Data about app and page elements

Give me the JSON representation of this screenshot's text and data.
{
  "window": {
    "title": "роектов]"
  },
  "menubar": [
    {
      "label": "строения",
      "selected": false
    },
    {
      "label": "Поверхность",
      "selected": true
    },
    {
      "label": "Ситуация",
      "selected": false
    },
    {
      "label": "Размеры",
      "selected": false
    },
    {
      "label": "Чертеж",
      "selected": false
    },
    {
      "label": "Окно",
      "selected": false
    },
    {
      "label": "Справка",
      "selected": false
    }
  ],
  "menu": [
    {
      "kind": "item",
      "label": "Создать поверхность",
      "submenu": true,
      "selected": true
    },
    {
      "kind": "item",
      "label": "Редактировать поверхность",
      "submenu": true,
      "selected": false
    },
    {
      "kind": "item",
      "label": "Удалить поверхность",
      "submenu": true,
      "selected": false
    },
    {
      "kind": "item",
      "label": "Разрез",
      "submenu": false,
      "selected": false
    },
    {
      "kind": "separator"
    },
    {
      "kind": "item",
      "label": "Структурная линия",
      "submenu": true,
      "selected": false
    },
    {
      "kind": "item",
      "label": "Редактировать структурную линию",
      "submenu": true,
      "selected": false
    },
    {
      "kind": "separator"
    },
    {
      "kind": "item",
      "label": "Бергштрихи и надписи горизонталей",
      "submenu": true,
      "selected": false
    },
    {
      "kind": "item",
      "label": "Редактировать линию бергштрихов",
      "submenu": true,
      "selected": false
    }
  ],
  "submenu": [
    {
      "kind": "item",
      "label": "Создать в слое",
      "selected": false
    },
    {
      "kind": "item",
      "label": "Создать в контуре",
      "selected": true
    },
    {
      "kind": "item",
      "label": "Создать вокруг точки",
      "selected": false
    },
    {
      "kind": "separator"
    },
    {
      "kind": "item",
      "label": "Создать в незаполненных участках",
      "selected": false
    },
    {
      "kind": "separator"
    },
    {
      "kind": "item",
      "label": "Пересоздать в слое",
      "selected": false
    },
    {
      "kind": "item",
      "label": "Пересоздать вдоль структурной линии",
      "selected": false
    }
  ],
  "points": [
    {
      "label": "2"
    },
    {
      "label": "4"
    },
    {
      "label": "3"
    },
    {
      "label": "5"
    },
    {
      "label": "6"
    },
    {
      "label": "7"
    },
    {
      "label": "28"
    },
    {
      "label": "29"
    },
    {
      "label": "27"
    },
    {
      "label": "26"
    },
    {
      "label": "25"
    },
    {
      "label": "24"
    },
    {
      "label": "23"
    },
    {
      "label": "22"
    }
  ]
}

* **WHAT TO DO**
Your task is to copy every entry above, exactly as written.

* **RESPONSE BOX**
Give me the JSON representation of this screenshot's text and data.
{
  "window": {
    "title": "роектов]"
  },
  "menubar": [
    {
      "label": "строения",
      "selected": false
    },
    {
      "label": "Поверхность",
      "selected": true
    },
    {
      "label": "Ситуация",
      "selected": false
    },
    {
      "label": "Размеры",
      "selected": false
    },
    {
      "label": "Чертеж",
      "selected": false
    },
    {
      "label": "Окно",
      "selected": false
    },
    {
      "label": "Справка",
      "selected": false
    }
  ],
  "menu": [
    {
      "kind": "item",
      "label": "Создать поверхность",
      "submenu": true,
      "selected": true
    },
    {
      "kind": "item",
      "label": "Редактировать поверхность",
      "submenu": true,
      "selected": false
    },
    {
      "kind": "item",
      "label": "Удалить поверхность",
      "submenu": true,
      "selected": false
    },
    {
      "kind": "item",
      "label": "Разрез",
      "submenu": false,
      "selected": false
    },
    {
      "kind": "separator"
    },
    {
      "kind": "item",
      "label": "Структурная линия",
      "submenu": true,
      "selected": false
    },
    {
      "kind": "item",
      "label": "Редактировать структурную линию",
      "submenu": true,
      "selected": false
    },
    {
      "kind": "separator"
    },
    {
      "kind": "item",
      "label": "Бергштрихи и надписи горизонталей",
      "submenu": true,
      "selected": false
    },
    {
      "kind": "item",
      "label": "Редактировать линию бергштрихов",
      "submenu": true,
      "selected": false
    }
  ],
  "submenu": [
    {
      "kind": "item",
      "label": "Создать в слое",
      "selected": false
    },
    {
      "kind": "item",
      "label": "Создать в контуре",
      "selected": true
    },
    {
      "kind": "item",
      "label": "Создать вокруг точки",
      "selected": false
    },
    {
      "kind": "separator"
    },
    {
      "kind": "item",
      "label": "Создать в незаполненных участках",
      "selected": false
    },
    {
      "kind": "separator"
    },
    {
      "kind": "item",
      "label": "Пересоздать в слое",
      "selected": false
    },
    {
      "kind": "item",
      "label": "Пересоздать вдоль структурной линии",
      "selected": false
    }
  ],
  "points": [
    {
      "label": "2"
    },
    {
      "label": "4"
    },
    {
      "label": "3"
    },
    {
      "label": "5"
    },
    {
      "label": "6"
    },
    {
      "label": "7"
    },
    {
      "label": "28"
    },
    {
      "label": "29"
    },
    {
      "label": "27"
    },
    {
      "label": "26"
    },
    {
      "label": "25"
    },
    {
      "label": "24"
    },
    {
      "label": "23"
    },
    {
      "label": "22"
    }
  ]
}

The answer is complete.